Mandatory Declaration Not Sure to Ease Filing Process
In theory, the mandatory declaration provision could make the filing burden easier for some parties. A declaration is considerably shorter than a formal filing, which means less time will be needed to prepare the declaration. CFIUS also has only 30 days to complete its review of a mandatory declaration – as opposed to the 45 days CFIUS now has under FIRRMA to conduct its review of a formal filing. These factors could make it more likely that CFIUS gets through its review of more transactions more quickly.
At the same time, given the breadth of transactions that seemingly will trigger a mandatory declaration, CFIUS may see such a substantial number of mandatory declarations that those submissions outstrip CFIUS’s ability to review them in a timely fashion. This could lead to CFIUS reaching the conclusion of a 30-day review of a mandatory declaration and recommending to the parties that they file a formal notice. That would re-start the clock on CFIUS’s review and add months to the overall review process.
In the context of deals notified to CFIUS, completion of CFIUS review can be the last hurdle to the deal closing. Any delay in CFIUS review is unwelcome.
There may therefore be some benefit for parties to forego the mandatory declaration process and simply file a notice in accordance with existing CFIUS regulations (as updated by the revised regulations issued on October 11). It will almost invariably take longer to prepare a notice than to prepare a mandatory declaration. The notice also is subject to a 45-day review period as opposed to the 30-day review period in the case of a mandatory declaration.
But submission of a notice may bring some certainty for parties not sure of how the mandatory declaration process will work. Importantly, CFIUS cannot really know how that process will work either, because it is brand new.
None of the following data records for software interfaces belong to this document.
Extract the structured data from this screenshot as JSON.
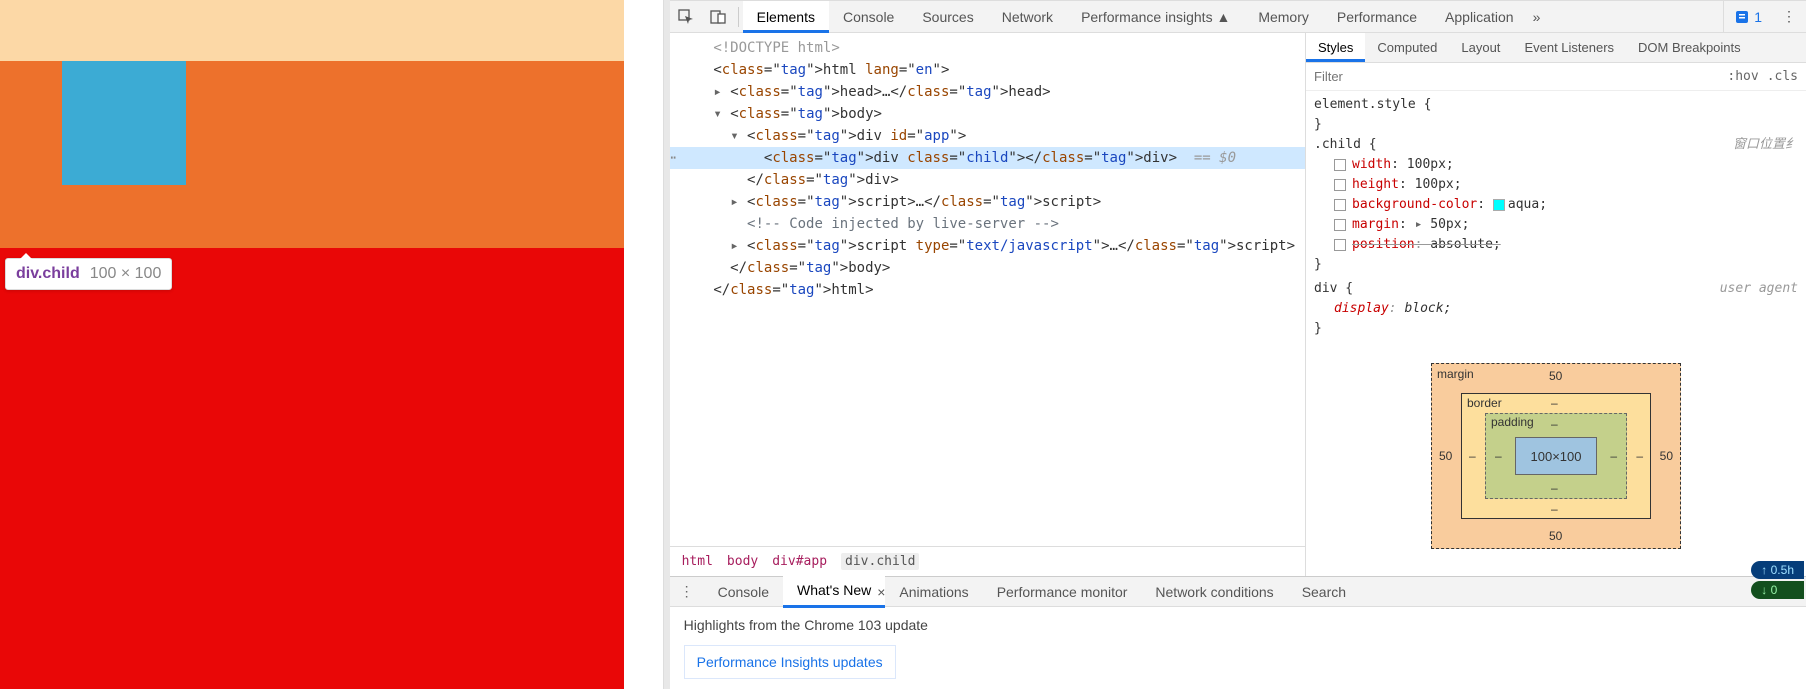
{
  "inspect_tooltip": {
    "selector": "div.child",
    "dimensions": "100 × 100"
  },
  "devtools_tabs": {
    "items": [
      "Elements",
      "Console",
      "Sources",
      "Network",
      "Performance insights ▲",
      "Memory",
      "Performance",
      "Application"
    ],
    "active": "Elements",
    "overflow_glyph": "»",
    "issues_count": "1"
  },
  "dom_tree": {
    "lines": [
      {
        "indent": 0,
        "html": "<!DOCTYPE html>",
        "kind": "doctype"
      },
      {
        "indent": 0,
        "html": "<html lang=\"en\">",
        "kind": "open"
      },
      {
        "indent": 1,
        "html": "<head>…</head>",
        "kind": "collapsed",
        "arrow": "▸"
      },
      {
        "indent": 1,
        "html": "<body>",
        "kind": "open",
        "arrow": "▾"
      },
      {
        "indent": 2,
        "html": "<div id=\"app\">",
        "kind": "open",
        "arrow": "▾"
      },
      {
        "indent": 3,
        "html": "<div class=\"child\"></div>",
        "kind": "selected",
        "suffix": "== $0"
      },
      {
        "indent": 2,
        "html": "</div>",
        "kind": "close"
      },
      {
        "indent": 2,
        "html": "<script>…</script>",
        "kind": "collapsed",
        "arrow": "▸"
      },
      {
        "indent": 2,
        "html": "<!-- Code injected by live-server -->",
        "kind": "comment"
      },
      {
        "indent": 2,
        "html": "<script type=\"text/javascript\">…</script>",
        "kind": "collapsed",
        "arrow": "▸"
      },
      {
        "indent": 1,
        "html": "</body>",
        "kind": "close"
      },
      {
        "indent": 0,
        "html": "</html>",
        "kind": "close"
      }
    ]
  },
  "breadcrumb": [
    "html",
    "body",
    "div#app",
    "div.child"
  ],
  "styles_tabs": [
    "Styles",
    "Computed",
    "Layout",
    "Event Listeners",
    "DOM Breakpoints"
  ],
  "styles_active": "Styles",
  "filter": {
    "placeholder": "Filter",
    "hov": ":hov",
    "cls": ".cls"
  },
  "rules": {
    "element_style": "element.style {",
    "child_selector": ".child {",
    "child_props": [
      {
        "name": "width",
        "value": "100px;"
      },
      {
        "name": "height",
        "value": "100px;"
      },
      {
        "name": "background-color",
        "value": "aqua;",
        "swatch": true
      },
      {
        "name": "margin",
        "value": "50px;",
        "expand": true
      },
      {
        "name": "position",
        "value": "absolute;",
        "strike": true
      }
    ],
    "child_source": "窗口位置纟",
    "div_selector": "div {",
    "div_source": "user agent",
    "div_prop": {
      "name": "display",
      "value": "block;"
    }
  },
  "box_model": {
    "margin_label": "margin",
    "border_label": "border",
    "padding_label": "padding",
    "content": "100×100",
    "margin": {
      "top": "50",
      "right": "50",
      "bottom": "50",
      "left": "50"
    },
    "border": {
      "top": "–",
      "right": "–",
      "bottom": "–",
      "left": "–"
    },
    "padding": {
      "top": "–",
      "right": "–",
      "bottom": "–",
      "left": "–"
    }
  },
  "drawer": {
    "tabs": [
      "Console",
      "What's New",
      "Animations",
      "Performance monitor",
      "Network conditions",
      "Search"
    ],
    "active": "What's New",
    "headline": "Highlights from the Chrome 103 update",
    "card": "Performance Insights updates"
  },
  "perf_pill": {
    "top": "↑ 0.5h",
    "bottom": "↓ 0"
  }
}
It is easy to envision CFIUS erring on the side of caution, especially in the initial months of the pilot program, and thus imposing on parties to make a formal filing at the end of the mandatory declaration review process.